WORK REQUEST> Could you output each record below exactly as it stands and leave the pictures out?

MATERIAL PROVIDED>

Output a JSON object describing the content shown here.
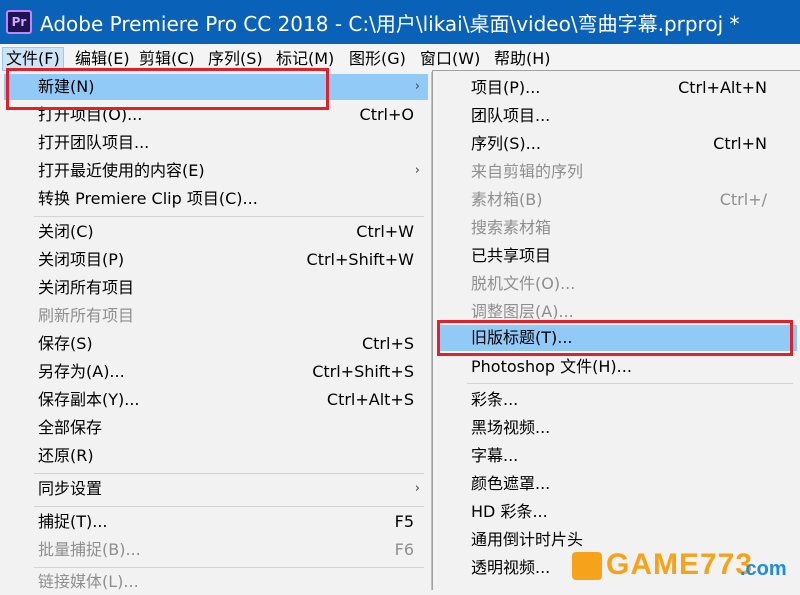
{
  "titlebar": {
    "icon_text": "Pr",
    "title": "Adobe Premiere Pro CC 2018 - C:\\用户\\likai\\桌面\\video\\弯曲字幕.prproj *"
  },
  "menubar": [
    "文件(F)",
    "编辑(E)",
    "剪辑(C)",
    "序列(S)",
    "标记(M)",
    "图形(G)",
    "窗口(W)",
    "帮助(H)"
  ],
  "file_menu": {
    "items": [
      {
        "label": "新建(N)",
        "shortcut": "",
        "submenu": true
      },
      {
        "label": "打开项目(O)...",
        "shortcut": "Ctrl+O"
      },
      {
        "label": "打开团队项目...",
        "shortcut": ""
      },
      {
        "label": "打开最近使用的内容(E)",
        "shortcut": "",
        "submenu": true
      },
      {
        "label": "转换 Premiere Clip 项目(C)...",
        "shortcut": ""
      },
      {
        "label": "关闭(C)",
        "shortcut": "Ctrl+W"
      },
      {
        "label": "关闭项目(P)",
        "shortcut": "Ctrl+Shift+W"
      },
      {
        "label": "关闭所有项目",
        "shortcut": ""
      },
      {
        "label": "刷新所有项目",
        "shortcut": "",
        "disabled": true
      },
      {
        "label": "保存(S)",
        "shortcut": "Ctrl+S"
      },
      {
        "label": "另存为(A)...",
        "shortcut": "Ctrl+Shift+S"
      },
      {
        "label": "保存副本(Y)...",
        "shortcut": "Ctrl+Alt+S"
      },
      {
        "label": "全部保存",
        "shortcut": ""
      },
      {
        "label": "还原(R)",
        "shortcut": ""
      },
      {
        "label": "同步设置",
        "shortcut": "",
        "submenu": true
      },
      {
        "label": "捕捉(T)...",
        "shortcut": "F5"
      },
      {
        "label": "批量捕捉(B)...",
        "shortcut": "F6",
        "disabled": true
      },
      {
        "label": "链接媒体(L)...",
        "shortcut": "",
        "disabled": true
      }
    ]
  },
  "new_submenu": {
    "items": [
      {
        "label": "项目(P)...",
        "shortcut": "Ctrl+Alt+N"
      },
      {
        "label": "团队项目...",
        "shortcut": ""
      },
      {
        "label": "序列(S)...",
        "shortcut": "Ctrl+N"
      },
      {
        "label": "来自剪辑的序列",
        "shortcut": "",
        "disabled": true
      },
      {
        "label": "素材箱(B)",
        "shortcut": "Ctrl+/",
        "disabled": true
      },
      {
        "label": "搜索素材箱",
        "shortcut": "",
        "disabled": true
      },
      {
        "label": "已共享项目",
        "shortcut": ""
      },
      {
        "label": "脱机文件(O)...",
        "shortcut": "",
        "disabled": true
      },
      {
        "label": "调整图层(A)...",
        "shortcut": "",
        "disabled": true
      },
      {
        "label": "旧版标题(T)...",
        "shortcut": ""
      },
      {
        "label": "Photoshop 文件(H)...",
        "shortcut": ""
      },
      {
        "label": "彩条...",
        "shortcut": ""
      },
      {
        "label": "黑场视频...",
        "shortcut": ""
      },
      {
        "label": "字幕...",
        "shortcut": ""
      },
      {
        "label": "颜色遮罩...",
        "shortcut": ""
      },
      {
        "label": "HD 彩条...",
        "shortcut": ""
      },
      {
        "label": "通用倒计时片头",
        "shortcut": ""
      },
      {
        "label": "透明视频...",
        "shortcut": ""
      }
    ]
  },
  "watermark": {
    "text": "GAME773",
    "suffix": ".com"
  },
  "colors": {
    "titlebar": "#0a62b8",
    "menu_bg": "#f2f2f2",
    "highlight": "#91c9f7",
    "annotation_red": "#e0212b",
    "disabled_text": "#8f8f8f"
  }
}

TASK ANSWER>
Output a JSON object describing the content shown here.
{
  "titlebar": {
    "icon_text": "Pr",
    "title": "Adobe Premiere Pro CC 2018 - C:\\用户\\likai\\桌面\\video\\弯曲字幕.prproj *"
  },
  "menubar": [
    "文件(F)",
    "编辑(E)",
    "剪辑(C)",
    "序列(S)",
    "标记(M)",
    "图形(G)",
    "窗口(W)",
    "帮助(H)"
  ],
  "file_menu": {
    "items": [
      {
        "label": "新建(N)",
        "shortcut": "",
        "submenu": true
      },
      {
        "label": "打开项目(O)...",
        "shortcut": "Ctrl+O"
      },
      {
        "label": "打开团队项目...",
        "shortcut": ""
      },
      {
        "label": "打开最近使用的内容(E)",
        "shortcut": "",
        "submenu": true
      },
      {
        "label": "转换 Premiere Clip 项目(C)...",
        "shortcut": ""
      },
      {
        "label": "关闭(C)",
        "shortcut": "Ctrl+W"
      },
      {
        "label": "关闭项目(P)",
        "shortcut": "Ctrl+Shift+W"
      },
      {
        "label": "关闭所有项目",
        "shortcut": ""
      },
      {
        "label": "刷新所有项目",
        "shortcut": "",
        "disabled": true
      },
      {
        "label": "保存(S)",
        "shortcut": "Ctrl+S"
      },
      {
        "label": "另存为(A)...",
        "shortcut": "Ctrl+Shift+S"
      },
      {
        "label": "保存副本(Y)...",
        "shortcut": "Ctrl+Alt+S"
      },
      {
        "label": "全部保存",
        "shortcut": ""
      },
      {
        "label": "还原(R)",
        "shortcut": ""
      },
      {
        "label": "同步设置",
        "shortcut": "",
        "submenu": true
      },
      {
        "label": "捕捉(T)...",
        "shortcut": "F5"
      },
      {
        "label": "批量捕捉(B)...",
        "shortcut": "F6",
        "disabled": true
      },
      {
        "label": "链接媒体(L)...",
        "shortcut": "",
        "disabled": true
      }
    ]
  },
  "new_submenu": {
    "items": [
      {
        "label": "项目(P)...",
        "shortcut": "Ctrl+Alt+N"
      },
      {
        "label": "团队项目...",
        "shortcut": ""
      },
      {
        "label": "序列(S)...",
        "shortcut": "Ctrl+N"
      },
      {
        "label": "来自剪辑的序列",
        "shortcut": "",
        "disabled": true
      },
      {
        "label": "素材箱(B)",
        "shortcut": "Ctrl+/",
        "disabled": true
      },
      {
        "label": "搜索素材箱",
        "shortcut": "",
        "disabled": true
      },
      {
        "label": "已共享项目",
        "shortcut": ""
      },
      {
        "label": "脱机文件(O)...",
        "shortcut": "",
        "disabled": true
      },
      {
        "label": "调整图层(A)...",
        "shortcut": "",
        "disabled": true
      },
      {
        "label": "旧版标题(T)...",
        "shortcut": ""
      },
      {
        "label": "Photoshop 文件(H)...",
        "shortcut": ""
      },
      {
        "label": "彩条...",
        "shortcut": ""
      },
      {
        "label": "黑场视频...",
        "shortcut": ""
      },
      {
        "label": "字幕...",
        "shortcut": ""
      },
      {
        "label": "颜色遮罩...",
        "shortcut": ""
      },
      {
        "label": "HD 彩条...",
        "shortcut": ""
      },
      {
        "label": "通用倒计时片头",
        "shortcut": ""
      },
      {
        "label": "透明视频...",
        "shortcut": ""
      }
    ]
  },
  "watermark": {
    "text": "GAME773",
    "suffix": ".com"
  },
  "colors": {
    "titlebar": "#0a62b8",
    "menu_bg": "#f2f2f2",
    "highlight": "#91c9f7",
    "annotation_red": "#e0212b",
    "disabled_text": "#8f8f8f"
  }
}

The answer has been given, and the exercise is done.